The number of rural hospital closures has increased significantly in recent years. This trend is expected to continue, raising questions about the impact the closures will have on rural communities’ access to health care services. To investigate the factors that contribute to rural hospital closures and the impact those closures have on access to health care in rural communities, the Kaiser Commission on Medicaid and the Uninsured and the Urban Institute conducted case studies of three hospital closures that took place in 2015: Mercy Hospital in Independence, Kansas; Parkway Regional Hospital in Fulton, Kentucky; and Marlboro Park Hospital in Bennettsville, South Carolina. Two of these hospitals were in states that did not adopt the Medicaid coverage expansion under the Affordable Care Act (ACA) (Kansas and South Carolina), while one of the hospitals was located in a Medicaid expansion state (Kentucky).
This brief summarizes the role Medicaid and CHIP plays in providing coverage to children, discusses the importance of Medicaid and CHIP for children’s health and well-being, provides an overview of the eligibility for coverage of the remaining uninsured children, and raises issues impacting the future of children’s coverage.
Two Year Trends in Medicaid and CHIP Enrollment Data: Findings from the CMS Performance Indicator Project
This brief provides an overview of recent trends in Medicaid and CHIP enrollment as of January 2016, based on data from the Centers for Medicare and Medicaid Services (CMS) produced as part of its Performance Indicator Project. The project was designed to provide timely data on Medicaid and CHIP eligibility and enrollment that are intended to help strengthen data-driven program management and oversight efforts at both the national and state level. They also provide insight into Medicaid and CHIP eligibility and enrollment experiences as the ACA is implemented. This brief examines data as of January 2016 to be able to look at two full years of data post implementation of the major coverage provisions in the Affordable Care Act (ACA).
Issue brief provides an overview of how a per capita cap financing structure could work, including implications for the federal government, state governments, beneficiaries and health care providers
The House Republican Plan (“A Better Way”) released on June 22, 2016, includes a proposal to convert federal Medicaid financing from an open-ended entitlement to a per capita allotment or a block grant (based on a state choice). This proposal is part of a larger package designed to replace the Affordable Care Act (ACA) and reduce federal spending for health care. Often tied to deficit reduction, proposals to convert Medicaid’s financing structure to a per capita cap or block grant have been proposed before. Such changes represent a fundamental change in the financing structure of the program with major implications for beneficiaries, providers, states and localities. Key things to understand about a per capita cap include the following: how a per capita cap works, key design challenges, and implications of a per capita cap.

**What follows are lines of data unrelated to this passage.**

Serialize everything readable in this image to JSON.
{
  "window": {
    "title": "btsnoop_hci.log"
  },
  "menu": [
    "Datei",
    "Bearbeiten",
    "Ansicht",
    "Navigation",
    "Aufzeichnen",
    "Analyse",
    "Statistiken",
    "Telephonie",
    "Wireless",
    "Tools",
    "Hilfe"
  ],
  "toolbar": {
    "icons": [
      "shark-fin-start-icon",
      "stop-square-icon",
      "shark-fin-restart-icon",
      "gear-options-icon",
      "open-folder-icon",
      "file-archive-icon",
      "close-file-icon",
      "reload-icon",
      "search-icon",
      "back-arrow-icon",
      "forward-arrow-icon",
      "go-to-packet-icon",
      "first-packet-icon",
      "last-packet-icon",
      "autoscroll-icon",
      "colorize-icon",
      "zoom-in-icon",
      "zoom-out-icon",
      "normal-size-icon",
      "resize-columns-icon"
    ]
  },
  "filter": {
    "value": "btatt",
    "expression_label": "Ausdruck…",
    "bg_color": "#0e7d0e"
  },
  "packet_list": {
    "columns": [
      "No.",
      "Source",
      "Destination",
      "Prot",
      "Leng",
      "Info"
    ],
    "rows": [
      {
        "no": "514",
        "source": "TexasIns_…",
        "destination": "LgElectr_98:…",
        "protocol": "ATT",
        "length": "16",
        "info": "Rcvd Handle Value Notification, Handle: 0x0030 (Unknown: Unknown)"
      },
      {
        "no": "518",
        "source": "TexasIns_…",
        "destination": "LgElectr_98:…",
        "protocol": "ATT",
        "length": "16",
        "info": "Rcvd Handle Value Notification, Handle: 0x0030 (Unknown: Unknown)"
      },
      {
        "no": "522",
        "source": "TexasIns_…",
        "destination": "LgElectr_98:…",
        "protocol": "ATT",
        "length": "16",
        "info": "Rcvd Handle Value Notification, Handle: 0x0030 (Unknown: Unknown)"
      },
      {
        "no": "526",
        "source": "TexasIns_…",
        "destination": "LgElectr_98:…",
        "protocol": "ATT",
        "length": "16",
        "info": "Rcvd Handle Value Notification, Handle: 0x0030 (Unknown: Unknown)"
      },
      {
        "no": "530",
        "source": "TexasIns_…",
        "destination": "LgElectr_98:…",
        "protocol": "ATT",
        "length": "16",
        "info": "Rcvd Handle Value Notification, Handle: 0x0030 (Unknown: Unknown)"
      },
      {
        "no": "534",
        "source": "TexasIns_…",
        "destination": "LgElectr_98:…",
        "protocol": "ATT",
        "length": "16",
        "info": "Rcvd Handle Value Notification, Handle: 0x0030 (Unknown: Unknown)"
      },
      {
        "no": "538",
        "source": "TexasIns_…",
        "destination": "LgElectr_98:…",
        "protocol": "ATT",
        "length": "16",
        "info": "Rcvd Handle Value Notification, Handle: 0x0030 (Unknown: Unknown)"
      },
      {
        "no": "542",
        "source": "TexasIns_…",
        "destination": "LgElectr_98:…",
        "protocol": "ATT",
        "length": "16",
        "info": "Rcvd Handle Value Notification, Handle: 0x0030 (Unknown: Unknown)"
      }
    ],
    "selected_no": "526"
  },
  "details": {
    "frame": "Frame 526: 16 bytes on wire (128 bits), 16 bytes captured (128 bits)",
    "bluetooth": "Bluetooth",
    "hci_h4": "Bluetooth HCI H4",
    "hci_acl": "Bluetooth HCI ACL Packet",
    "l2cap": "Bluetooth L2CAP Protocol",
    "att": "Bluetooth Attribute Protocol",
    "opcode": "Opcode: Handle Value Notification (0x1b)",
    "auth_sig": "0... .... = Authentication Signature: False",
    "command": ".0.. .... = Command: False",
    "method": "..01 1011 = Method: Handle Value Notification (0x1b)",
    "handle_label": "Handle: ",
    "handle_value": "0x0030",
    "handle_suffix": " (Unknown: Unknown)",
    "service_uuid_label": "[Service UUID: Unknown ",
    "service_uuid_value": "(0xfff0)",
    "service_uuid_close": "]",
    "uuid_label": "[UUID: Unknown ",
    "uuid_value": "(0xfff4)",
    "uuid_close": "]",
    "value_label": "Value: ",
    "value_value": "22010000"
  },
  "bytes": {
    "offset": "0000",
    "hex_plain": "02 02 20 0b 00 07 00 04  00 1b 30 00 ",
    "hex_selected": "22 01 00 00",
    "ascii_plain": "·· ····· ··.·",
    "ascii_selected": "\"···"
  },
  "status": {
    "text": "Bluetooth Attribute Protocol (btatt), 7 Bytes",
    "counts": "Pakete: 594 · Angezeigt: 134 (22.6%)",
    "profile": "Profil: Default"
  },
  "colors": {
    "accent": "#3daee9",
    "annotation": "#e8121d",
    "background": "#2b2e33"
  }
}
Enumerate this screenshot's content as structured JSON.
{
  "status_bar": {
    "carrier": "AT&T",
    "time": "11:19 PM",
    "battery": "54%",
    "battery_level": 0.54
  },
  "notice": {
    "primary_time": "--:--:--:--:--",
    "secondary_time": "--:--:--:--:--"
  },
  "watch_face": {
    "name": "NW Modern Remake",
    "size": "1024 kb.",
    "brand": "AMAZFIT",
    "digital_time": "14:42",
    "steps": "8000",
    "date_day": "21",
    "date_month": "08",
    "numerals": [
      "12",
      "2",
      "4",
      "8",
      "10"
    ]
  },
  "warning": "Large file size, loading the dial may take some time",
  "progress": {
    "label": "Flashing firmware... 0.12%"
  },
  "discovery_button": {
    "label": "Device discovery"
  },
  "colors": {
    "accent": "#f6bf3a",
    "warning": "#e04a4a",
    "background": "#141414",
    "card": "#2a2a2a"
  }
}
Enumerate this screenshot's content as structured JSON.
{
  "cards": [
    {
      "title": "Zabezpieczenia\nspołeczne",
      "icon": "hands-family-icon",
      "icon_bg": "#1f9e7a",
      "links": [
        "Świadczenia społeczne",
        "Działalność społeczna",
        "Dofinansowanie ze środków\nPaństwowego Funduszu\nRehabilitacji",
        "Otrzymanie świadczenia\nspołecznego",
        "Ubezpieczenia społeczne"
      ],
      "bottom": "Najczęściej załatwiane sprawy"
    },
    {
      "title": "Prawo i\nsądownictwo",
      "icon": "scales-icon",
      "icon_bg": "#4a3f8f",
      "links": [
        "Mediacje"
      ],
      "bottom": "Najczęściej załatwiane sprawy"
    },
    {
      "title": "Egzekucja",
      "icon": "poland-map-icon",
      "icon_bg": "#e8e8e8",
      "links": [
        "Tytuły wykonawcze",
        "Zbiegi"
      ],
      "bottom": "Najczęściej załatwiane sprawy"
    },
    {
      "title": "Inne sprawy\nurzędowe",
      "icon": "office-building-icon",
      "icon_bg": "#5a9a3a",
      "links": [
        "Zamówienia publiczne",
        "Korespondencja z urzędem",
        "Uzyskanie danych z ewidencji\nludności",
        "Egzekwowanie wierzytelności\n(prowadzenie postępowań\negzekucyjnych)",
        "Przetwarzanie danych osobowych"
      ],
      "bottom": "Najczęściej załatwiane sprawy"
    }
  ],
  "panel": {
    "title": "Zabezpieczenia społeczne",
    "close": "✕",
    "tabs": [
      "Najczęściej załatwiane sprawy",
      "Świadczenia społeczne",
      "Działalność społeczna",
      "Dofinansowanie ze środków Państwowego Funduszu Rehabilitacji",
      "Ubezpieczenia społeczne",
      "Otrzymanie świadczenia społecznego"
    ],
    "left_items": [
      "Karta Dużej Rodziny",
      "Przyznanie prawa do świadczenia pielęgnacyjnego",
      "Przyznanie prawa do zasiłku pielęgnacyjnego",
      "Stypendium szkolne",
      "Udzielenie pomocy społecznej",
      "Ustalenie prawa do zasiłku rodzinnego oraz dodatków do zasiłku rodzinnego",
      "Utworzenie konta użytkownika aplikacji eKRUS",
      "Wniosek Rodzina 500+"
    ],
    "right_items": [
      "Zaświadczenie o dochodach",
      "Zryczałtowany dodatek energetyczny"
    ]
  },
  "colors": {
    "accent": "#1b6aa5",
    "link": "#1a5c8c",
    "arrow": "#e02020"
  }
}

For 15 years, KCMU and HMA have conducted annual surveys of Medicaid programs across the country. The NAMD has formally collaborated on this project since 2014. This brief provides a look back at the enrollment and spending trends as well as the multitude of policy actions taken by states across key areas: eligibility and application processes; provider rates and taxes; benefits, pharmacy and long-term care since as well as highlighting more recent data on managed care and delivery system reforms collected as part of this annual survey. Looking ahead, the survey will continue to capture the evolution of the Medicaid program with a focus program changes during economic cycles as well as innovations in payment and delivery system reform.